Bai Huang, Tae-Hwy Lee, and Aman Ullah consider estimation of a panel model and suggest a Stein-type shrinkage estimator. Specifically, they consider an estimator that is a weighted combination of the OLS fixed-effect estimator and Pesaran’s (2006) common correlated effects pooled (CCEP) estimator, where the value of Hausman’s (1978) statistic informs the weights. They show, under some conditions, that the shrinkage estimator has smaller risk than the CCEP estimator, and also demonstrate that the shrinkage estimator has smaller asymptotic risk than the conventional fixed effects estimator unless endogeneity is very weak. The performance of the method is illustrated in Monte-Carlo experiments and an application involving a panel of house prices.

Gary J. Cornwall, Jeffrey A. Mills, Beau A. Sauley, and Huibin Weng introduce a new out-of-sample Granger causality testing procedure. The methods introduced combine k -fold cross-validation techniques with Markov-Chain Monte-Carlo (MCMC) techniques to perform out-of-sample testing. They demonstrate power improvements of their out-of-sample tests relative to conventional F -tests, while also demonstrating often similar in-sample performance of their procedure relative to F -testing. The chapter concludes with an application of their methods to the Phillips curve, where they find insufficient evidence to reject the null hypothesis of no Granger causality in both pre- and post-1984 samples.

Theodore F. Figinski, Alicia Lloro, and Philip Li also address issues in panel data modeling, as these authors reexamine the effect of compulsory schooling laws on both educational attainment and labor market earnings. Specifically, using new and rich data, they examine the impact such laws have had on educational attainment of both young and older workers. Using hierarchical Bayesian models, they find that such laws appear to have little effect on educational outcomes of younger workers. In addition, while compulsory schooling legislation does seem to have had an effect on educational attainment for older workers, there is little evidence pointing toward an overall effect on the earnings of these workers.
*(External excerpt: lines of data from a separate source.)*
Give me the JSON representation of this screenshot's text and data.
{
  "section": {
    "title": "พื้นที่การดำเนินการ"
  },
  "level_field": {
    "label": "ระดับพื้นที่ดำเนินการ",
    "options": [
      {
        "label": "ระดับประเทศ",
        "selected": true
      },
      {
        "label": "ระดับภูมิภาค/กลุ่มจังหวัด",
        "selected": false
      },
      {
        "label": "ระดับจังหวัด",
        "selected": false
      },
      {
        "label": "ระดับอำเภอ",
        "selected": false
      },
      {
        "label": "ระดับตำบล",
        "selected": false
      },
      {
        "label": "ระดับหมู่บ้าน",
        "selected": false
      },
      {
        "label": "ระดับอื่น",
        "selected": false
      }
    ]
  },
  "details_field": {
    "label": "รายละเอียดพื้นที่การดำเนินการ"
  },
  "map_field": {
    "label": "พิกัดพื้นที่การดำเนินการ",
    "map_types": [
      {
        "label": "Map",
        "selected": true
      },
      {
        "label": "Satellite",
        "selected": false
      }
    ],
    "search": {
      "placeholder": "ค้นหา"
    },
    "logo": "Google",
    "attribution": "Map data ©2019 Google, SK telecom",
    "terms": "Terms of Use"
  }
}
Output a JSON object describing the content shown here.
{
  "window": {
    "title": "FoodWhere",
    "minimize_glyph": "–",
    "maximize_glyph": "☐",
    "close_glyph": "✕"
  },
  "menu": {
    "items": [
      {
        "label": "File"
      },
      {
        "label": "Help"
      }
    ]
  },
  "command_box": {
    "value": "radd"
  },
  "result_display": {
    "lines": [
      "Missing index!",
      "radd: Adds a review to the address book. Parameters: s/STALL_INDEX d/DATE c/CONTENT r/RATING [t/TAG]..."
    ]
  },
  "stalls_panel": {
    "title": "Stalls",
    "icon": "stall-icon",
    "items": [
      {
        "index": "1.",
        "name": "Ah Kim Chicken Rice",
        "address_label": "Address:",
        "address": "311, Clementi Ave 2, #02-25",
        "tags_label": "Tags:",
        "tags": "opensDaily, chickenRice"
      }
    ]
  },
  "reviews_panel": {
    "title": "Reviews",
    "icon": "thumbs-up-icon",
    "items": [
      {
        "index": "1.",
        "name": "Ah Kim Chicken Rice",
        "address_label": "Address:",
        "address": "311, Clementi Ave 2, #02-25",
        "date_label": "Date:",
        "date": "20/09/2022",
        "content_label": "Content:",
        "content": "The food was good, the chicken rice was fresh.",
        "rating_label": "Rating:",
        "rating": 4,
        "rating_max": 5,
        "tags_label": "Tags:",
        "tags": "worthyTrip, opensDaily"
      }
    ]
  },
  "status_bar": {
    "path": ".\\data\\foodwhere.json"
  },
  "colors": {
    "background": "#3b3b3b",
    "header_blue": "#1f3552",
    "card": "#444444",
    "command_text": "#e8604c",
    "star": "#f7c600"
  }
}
The tribute to Dale Poirier’s work continues with Part B of the volume, which offers a different sampling of topics including important contributions to stochastic frontier analysis, nonparametric and semiparametric modeling and estimation, A/B experiments, and quantile regression. The volume then concludes with a brief comment by Dale.


We would like to thank everyone involved in the production of Advances in Econometrics, Volume 40, including all contributing authors, conference presenters, as well as the referees who exacted a high standard and helped improve the quality of manuscripts. We would also like to thank Nick Wolterman and Charlotte Wilson at Emerald Publishing for their assistance and guidance. Finally, we are very grateful for financial support from Emerald Publishing, Eviews, Orion Construction, the International Association for Applied Econometrics, UC Irvine’s Department of Economics, School of Social Sciences and Donald Bren School of Information and Computer Science, and the Purdue University Research Center in Economics.

Ivan Jeliazkov

Justin L. Tobias